App and web page records
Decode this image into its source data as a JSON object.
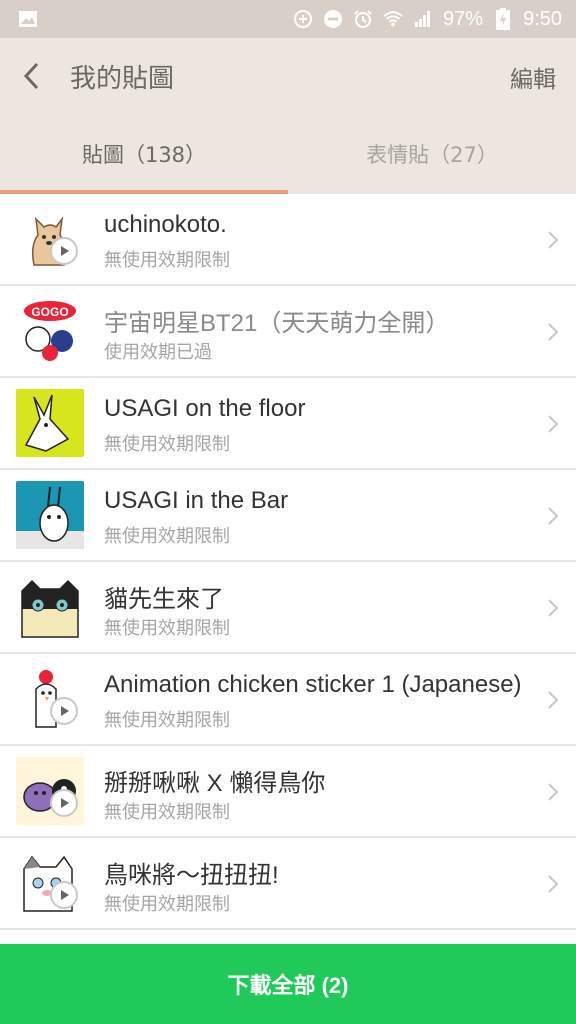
{
  "status_bar": {
    "battery": "97%",
    "time": "9:50",
    "icons": [
      "image-icon",
      "data-saver-icon",
      "do-not-disturb-icon",
      "alarm-icon",
      "wifi-icon",
      "signal-icon",
      "battery-charging-icon"
    ]
  },
  "header": {
    "title": "我的貼圖",
    "edit_label": "編輯",
    "back_icon": "back-arrow-icon"
  },
  "tabs": [
    {
      "label": "貼圖（138）",
      "active": true
    },
    {
      "label": "表情貼（27）",
      "active": false
    }
  ],
  "colors": {
    "accent": "#e9a07f",
    "button": "#1fc95a",
    "header_bg": "#ece6df"
  },
  "items": [
    {
      "title": "uchinokoto.",
      "subtitle": "無使用效期限制",
      "animated": true,
      "expired": false,
      "thumb": "dog-sticker-icon"
    },
    {
      "title": "宇宙明星BT21（天天萌力全開）",
      "subtitle": "使用效期已過",
      "animated": false,
      "expired": true,
      "thumb": "bt21-sticker-icon"
    },
    {
      "title": "USAGI on the floor",
      "subtitle": "無使用效期限制",
      "animated": false,
      "expired": false,
      "thumb": "rabbit-floor-sticker-icon"
    },
    {
      "title": "USAGI in the Bar",
      "subtitle": "無使用效期限制",
      "animated": false,
      "expired": false,
      "thumb": "rabbit-bar-sticker-icon"
    },
    {
      "title": "貓先生來了",
      "subtitle": "無使用效期限制",
      "animated": false,
      "expired": false,
      "thumb": "cat-sticker-icon"
    },
    {
      "title": "Animation chicken sticker 1 (Japanese)",
      "subtitle": "無使用效期限制",
      "animated": true,
      "expired": false,
      "thumb": "chicken-sticker-icon"
    },
    {
      "title": "掰掰啾啾 X 懶得鳥你",
      "subtitle": "無使用效期限制",
      "animated": true,
      "expired": false,
      "thumb": "bird-sticker-icon"
    },
    {
      "title": "鳥咪將～扭扭扭!",
      "subtitle": "無使用效期限制",
      "animated": true,
      "expired": false,
      "thumb": "cat-bird-sticker-icon"
    }
  ],
  "download_button": {
    "label": "下載全部 (2)"
  }
}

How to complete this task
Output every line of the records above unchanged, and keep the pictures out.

Exercise answer
Decode this image into its source data as a JSON object.
{
  "status_bar": {
    "battery": "97%",
    "time": "9:50",
    "icons": [
      "image-icon",
      "data-saver-icon",
      "do-not-disturb-icon",
      "alarm-icon",
      "wifi-icon",
      "signal-icon",
      "battery-charging-icon"
    ]
  },
  "header": {
    "title": "我的貼圖",
    "edit_label": "編輯",
    "back_icon": "back-arrow-icon"
  },
  "tabs": [
    {
      "label": "貼圖（138）",
      "active": true
    },
    {
      "label": "表情貼（27）",
      "active": false
    }
  ],
  "colors": {
    "accent": "#e9a07f",
    "button": "#1fc95a",
    "header_bg": "#ece6df"
  },
  "items": [
    {
      "title": "uchinokoto.",
      "subtitle": "無使用效期限制",
      "animated": true,
      "expired": false,
      "thumb": "dog-sticker-icon"
    },
    {
      "title": "宇宙明星BT21（天天萌力全開）",
      "subtitle": "使用效期已過",
      "animated": false,
      "expired": true,
      "thumb": "bt21-sticker-icon"
    },
    {
      "title": "USAGI on the floor",
      "subtitle": "無使用效期限制",
      "animated": false,
      "expired": false,
      "thumb": "rabbit-floor-sticker-icon"
    },
    {
      "title": "USAGI in the Bar",
      "subtitle": "無使用效期限制",
      "animated": false,
      "expired": false,
      "thumb": "rabbit-bar-sticker-icon"
    },
    {
      "title": "貓先生來了",
      "subtitle": "無使用效期限制",
      "animated": false,
      "expired": false,
      "thumb": "cat-sticker-icon"
    },
    {
      "title": "Animation chicken sticker 1 (Japanese)",
      "subtitle": "無使用效期限制",
      "animated": true,
      "expired": false,
      "thumb": "chicken-sticker-icon"
    },
    {
      "title": "掰掰啾啾 X 懶得鳥你",
      "subtitle": "無使用效期限制",
      "animated": true,
      "expired": false,
      "thumb": "bird-sticker-icon"
    },
    {
      "title": "鳥咪將～扭扭扭!",
      "subtitle": "無使用效期限制",
      "animated": true,
      "expired": false,
      "thumb": "cat-bird-sticker-icon"
    }
  ],
  "download_button": {
    "label": "下載全部 (2)"
  }
}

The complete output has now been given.